# Items listed in a dataset:
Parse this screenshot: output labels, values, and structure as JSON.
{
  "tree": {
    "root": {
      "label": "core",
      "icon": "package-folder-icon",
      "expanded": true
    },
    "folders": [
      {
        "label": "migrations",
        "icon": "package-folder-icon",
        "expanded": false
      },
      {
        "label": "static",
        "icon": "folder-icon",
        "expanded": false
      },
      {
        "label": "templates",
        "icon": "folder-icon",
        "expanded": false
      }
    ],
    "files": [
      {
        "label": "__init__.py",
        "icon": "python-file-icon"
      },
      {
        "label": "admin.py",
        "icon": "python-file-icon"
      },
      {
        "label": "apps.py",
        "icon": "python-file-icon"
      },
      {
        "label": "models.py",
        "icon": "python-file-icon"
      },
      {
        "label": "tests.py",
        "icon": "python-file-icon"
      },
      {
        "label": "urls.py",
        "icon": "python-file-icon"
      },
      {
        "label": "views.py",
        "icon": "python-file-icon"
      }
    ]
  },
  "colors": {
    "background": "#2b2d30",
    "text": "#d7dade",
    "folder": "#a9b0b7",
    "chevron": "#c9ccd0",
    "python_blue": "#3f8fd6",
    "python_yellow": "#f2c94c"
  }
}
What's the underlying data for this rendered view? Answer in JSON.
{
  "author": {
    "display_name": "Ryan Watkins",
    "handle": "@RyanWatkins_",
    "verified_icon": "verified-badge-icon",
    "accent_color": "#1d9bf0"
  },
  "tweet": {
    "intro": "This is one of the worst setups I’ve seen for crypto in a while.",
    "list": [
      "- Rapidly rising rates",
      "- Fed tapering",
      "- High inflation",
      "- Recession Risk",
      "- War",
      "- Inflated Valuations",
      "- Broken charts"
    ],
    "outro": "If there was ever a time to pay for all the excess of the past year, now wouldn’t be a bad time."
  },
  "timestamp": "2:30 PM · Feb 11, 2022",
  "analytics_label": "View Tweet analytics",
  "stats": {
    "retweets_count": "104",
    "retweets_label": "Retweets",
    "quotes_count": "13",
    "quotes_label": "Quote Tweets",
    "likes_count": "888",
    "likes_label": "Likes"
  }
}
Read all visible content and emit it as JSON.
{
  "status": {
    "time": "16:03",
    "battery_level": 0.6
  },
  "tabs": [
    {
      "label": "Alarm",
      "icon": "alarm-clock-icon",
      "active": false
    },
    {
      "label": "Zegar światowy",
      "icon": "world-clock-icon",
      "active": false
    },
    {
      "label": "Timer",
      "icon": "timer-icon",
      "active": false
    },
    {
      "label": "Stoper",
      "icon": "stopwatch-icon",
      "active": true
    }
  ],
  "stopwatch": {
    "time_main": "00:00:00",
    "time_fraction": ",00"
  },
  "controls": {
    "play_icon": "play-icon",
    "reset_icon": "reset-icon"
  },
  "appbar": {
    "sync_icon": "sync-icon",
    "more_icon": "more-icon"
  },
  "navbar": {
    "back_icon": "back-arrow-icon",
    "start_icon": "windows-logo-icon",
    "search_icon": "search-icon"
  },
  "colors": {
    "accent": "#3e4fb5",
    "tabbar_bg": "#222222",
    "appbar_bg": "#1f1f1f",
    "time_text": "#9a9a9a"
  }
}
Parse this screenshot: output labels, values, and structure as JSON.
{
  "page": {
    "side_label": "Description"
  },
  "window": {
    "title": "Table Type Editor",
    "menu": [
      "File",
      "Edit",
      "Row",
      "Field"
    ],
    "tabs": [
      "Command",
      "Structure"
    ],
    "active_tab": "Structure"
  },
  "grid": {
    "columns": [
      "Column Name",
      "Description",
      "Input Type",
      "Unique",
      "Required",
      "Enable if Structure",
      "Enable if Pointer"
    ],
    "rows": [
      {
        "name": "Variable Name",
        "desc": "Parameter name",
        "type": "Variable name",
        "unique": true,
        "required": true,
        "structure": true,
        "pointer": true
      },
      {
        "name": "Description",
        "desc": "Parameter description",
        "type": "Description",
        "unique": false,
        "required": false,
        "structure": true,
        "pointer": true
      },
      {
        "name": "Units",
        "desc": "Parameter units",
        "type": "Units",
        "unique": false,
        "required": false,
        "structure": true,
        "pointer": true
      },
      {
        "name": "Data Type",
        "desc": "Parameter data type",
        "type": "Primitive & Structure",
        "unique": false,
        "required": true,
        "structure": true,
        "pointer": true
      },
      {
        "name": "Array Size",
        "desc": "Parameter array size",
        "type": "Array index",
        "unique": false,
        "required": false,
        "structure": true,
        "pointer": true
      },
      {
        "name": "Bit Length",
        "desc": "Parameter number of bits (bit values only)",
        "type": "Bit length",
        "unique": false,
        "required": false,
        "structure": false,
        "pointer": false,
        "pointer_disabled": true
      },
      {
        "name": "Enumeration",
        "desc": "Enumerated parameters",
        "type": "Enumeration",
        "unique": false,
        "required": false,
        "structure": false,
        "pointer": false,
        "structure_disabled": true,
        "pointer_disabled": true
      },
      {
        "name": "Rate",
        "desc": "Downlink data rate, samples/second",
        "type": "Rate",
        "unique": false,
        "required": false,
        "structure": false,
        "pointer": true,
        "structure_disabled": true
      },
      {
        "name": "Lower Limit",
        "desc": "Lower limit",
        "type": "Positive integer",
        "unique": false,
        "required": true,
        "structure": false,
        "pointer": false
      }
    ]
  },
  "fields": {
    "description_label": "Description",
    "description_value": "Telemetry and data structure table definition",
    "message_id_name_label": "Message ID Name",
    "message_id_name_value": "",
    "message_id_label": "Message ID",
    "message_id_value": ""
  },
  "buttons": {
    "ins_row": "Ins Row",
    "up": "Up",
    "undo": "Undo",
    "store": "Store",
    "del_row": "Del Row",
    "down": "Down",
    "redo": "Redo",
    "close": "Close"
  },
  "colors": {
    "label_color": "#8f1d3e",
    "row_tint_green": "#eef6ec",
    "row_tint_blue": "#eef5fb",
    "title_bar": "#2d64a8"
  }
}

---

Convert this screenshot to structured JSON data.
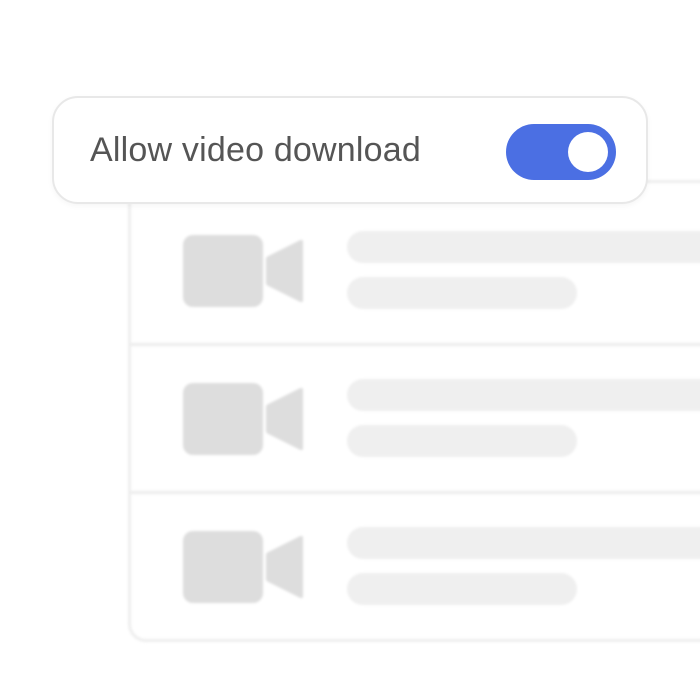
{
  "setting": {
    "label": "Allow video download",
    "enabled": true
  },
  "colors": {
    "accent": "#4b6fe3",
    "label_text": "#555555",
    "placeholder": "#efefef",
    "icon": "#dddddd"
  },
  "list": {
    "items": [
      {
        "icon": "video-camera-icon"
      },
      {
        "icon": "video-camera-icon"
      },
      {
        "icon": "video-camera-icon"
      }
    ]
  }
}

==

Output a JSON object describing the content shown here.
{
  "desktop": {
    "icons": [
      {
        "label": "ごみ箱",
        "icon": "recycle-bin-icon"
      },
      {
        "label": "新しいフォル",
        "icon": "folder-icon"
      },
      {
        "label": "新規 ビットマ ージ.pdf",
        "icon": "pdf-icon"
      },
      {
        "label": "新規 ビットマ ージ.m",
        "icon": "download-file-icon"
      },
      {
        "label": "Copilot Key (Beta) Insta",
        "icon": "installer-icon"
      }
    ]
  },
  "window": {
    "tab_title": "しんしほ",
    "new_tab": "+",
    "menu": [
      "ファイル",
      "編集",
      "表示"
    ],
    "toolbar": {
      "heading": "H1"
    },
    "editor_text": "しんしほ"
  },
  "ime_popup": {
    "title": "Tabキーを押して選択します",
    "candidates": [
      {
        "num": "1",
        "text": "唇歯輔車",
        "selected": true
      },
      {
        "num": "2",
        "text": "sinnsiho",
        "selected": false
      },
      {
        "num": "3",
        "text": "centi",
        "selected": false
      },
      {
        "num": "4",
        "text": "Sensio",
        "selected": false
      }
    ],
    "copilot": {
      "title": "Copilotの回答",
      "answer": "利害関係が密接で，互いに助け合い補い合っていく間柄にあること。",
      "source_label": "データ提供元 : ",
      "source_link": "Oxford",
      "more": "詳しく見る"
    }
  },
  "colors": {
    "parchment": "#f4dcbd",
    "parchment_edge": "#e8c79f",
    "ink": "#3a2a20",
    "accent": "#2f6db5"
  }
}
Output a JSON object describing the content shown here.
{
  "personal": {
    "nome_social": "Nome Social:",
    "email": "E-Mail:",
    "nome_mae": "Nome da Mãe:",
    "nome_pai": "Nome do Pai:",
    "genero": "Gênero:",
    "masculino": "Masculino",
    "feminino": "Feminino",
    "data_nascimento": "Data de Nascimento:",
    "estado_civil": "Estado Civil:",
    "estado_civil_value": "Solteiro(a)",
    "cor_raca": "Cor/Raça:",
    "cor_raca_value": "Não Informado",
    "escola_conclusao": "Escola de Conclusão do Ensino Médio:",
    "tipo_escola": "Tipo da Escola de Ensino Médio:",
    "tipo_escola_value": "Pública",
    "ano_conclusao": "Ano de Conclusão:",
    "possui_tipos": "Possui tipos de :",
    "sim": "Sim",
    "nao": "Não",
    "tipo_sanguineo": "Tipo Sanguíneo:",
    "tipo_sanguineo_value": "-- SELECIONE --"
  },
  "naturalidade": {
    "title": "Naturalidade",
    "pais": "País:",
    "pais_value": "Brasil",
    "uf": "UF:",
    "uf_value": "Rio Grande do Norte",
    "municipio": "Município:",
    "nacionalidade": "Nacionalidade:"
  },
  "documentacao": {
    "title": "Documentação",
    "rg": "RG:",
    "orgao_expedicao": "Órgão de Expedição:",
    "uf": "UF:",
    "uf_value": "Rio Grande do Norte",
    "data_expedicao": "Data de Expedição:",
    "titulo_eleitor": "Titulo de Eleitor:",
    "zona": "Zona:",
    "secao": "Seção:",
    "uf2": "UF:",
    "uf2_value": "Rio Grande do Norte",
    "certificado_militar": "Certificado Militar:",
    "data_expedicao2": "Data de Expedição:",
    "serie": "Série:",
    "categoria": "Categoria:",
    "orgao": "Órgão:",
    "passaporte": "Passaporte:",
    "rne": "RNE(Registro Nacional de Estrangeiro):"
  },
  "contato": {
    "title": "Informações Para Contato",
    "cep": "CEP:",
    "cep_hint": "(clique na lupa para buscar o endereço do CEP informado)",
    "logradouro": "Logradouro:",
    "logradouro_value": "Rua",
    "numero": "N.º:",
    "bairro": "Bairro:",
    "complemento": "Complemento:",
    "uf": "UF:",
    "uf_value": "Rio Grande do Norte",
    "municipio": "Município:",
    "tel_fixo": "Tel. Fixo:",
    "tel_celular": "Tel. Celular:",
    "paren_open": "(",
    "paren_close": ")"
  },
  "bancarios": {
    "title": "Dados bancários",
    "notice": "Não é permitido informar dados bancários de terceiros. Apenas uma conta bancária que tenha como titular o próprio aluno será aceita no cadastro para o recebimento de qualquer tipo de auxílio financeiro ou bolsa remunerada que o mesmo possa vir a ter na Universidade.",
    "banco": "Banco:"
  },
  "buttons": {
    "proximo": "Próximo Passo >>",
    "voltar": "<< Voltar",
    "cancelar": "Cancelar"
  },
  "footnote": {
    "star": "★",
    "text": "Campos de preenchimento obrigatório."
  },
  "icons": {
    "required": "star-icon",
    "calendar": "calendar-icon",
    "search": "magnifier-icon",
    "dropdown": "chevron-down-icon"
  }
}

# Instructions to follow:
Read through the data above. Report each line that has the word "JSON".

# Completed task:
Parse this screenshot: output labels, values, and structure as JSON.
What's the underlying data for this rendered view? Answer in JSON.
Read all visible content and emit it as JSON.
Parse this screenshot: output labels, values, and structure as JSON.
Convert this screenshot to structured JSON data.
Output a JSON object describing the content shown here.
Output a JSON object describing the content shown here.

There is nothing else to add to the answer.